And this is how revolutions begin:
But, of course, as I noted in my 1998 anthology on the subject, the issue of gay marriage goes back much, much further in time. We even have martyrs executed for the cause. From Montaigne’s notebook as long ago as 1581:
On my return from Saint Peter’s I met a man who informed me humorously of two things: that the Portuguese made their obeisance in Passion week; and then, that on this same day the station was at San Giovanna Porta Latina, in which church a few years before certain Portuguese had entered into a strange brotherhood.
They married one another, male to male, at Mass, with the same ceremonies with which we perform our marriages, read the same marriage Gospel service, and then went to bed and lived together. The Roman wits said that because in the other conjunction, of male and female, this circumstance of marriage alone makes it legitimate, it had seemed to these sharp folk that this other action would become equally legitimate if they authorized it with ceremonies and mysteries of the Church.
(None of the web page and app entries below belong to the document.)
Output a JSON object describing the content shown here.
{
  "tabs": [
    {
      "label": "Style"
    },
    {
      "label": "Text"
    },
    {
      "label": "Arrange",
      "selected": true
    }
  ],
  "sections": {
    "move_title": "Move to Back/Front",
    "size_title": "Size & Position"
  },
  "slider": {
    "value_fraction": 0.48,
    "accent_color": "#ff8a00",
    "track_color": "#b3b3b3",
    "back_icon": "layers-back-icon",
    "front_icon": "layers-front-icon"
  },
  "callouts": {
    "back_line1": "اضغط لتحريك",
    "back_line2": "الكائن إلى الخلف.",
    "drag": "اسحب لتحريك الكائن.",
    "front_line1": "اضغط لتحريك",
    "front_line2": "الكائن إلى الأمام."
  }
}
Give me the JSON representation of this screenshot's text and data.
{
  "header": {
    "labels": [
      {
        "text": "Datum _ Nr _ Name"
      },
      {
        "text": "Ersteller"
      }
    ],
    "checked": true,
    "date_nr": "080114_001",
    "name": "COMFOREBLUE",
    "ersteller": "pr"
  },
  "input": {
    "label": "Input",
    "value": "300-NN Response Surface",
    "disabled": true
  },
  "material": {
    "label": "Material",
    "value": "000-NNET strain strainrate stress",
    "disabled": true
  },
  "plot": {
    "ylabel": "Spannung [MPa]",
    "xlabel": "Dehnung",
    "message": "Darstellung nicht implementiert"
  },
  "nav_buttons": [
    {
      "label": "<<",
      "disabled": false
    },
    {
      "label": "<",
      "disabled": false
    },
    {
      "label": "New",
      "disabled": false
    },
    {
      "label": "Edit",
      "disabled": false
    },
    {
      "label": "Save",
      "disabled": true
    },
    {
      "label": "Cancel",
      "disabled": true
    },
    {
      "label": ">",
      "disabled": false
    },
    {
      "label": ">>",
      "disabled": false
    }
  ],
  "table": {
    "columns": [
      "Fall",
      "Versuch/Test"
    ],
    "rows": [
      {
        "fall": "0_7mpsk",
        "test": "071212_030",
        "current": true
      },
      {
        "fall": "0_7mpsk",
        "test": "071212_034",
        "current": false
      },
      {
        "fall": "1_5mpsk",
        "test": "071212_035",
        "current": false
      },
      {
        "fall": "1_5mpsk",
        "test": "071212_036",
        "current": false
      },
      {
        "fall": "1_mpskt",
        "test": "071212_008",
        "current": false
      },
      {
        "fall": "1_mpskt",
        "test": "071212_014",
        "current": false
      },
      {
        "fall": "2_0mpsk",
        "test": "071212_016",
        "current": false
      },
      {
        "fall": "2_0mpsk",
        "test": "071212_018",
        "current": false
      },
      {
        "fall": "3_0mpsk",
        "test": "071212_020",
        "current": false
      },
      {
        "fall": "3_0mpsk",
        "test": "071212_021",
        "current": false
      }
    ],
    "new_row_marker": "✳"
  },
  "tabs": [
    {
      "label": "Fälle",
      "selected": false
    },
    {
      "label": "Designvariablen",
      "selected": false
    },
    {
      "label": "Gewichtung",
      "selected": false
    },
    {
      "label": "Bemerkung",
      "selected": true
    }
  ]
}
Eight or nine Portuguese of this fine sect were burned.
Update from a reader:
The videos you posted remind me that I saw first-hand how the revolution was truly underway well before 2008. When I was in graduate school, my close friend and research partner invited my wife and me to her wedding at a little farm up in the Berkshires of Western Massachusetts. This would have been some time around 1996 or 1997. It was a beautiful service, conducted by a former Catholic priest using a traditional marriage liturgy that was quite familiar to me as an Episcopalian and to my formerly Catholic wife. The only thing that was unusual was that my friend and her partner were lesbians. Both families were there, along with a few close friends. It was a small, joyous affair and we celebrated them, their love, and their commitment to each other. In that way it was just like any other wedding I’ve ever attended, including my own. Virtually normal indeed.
So to whom does credit for the “revolution” belong? Not to the lawyers and political activists that Becker lionizes. Not to you, despite your early advocacy. It belongs to women (and men) like these, the courageous clergy who blessed their unions, and their families who loved and supported them and continue to do so. That would be a much more human story to tell.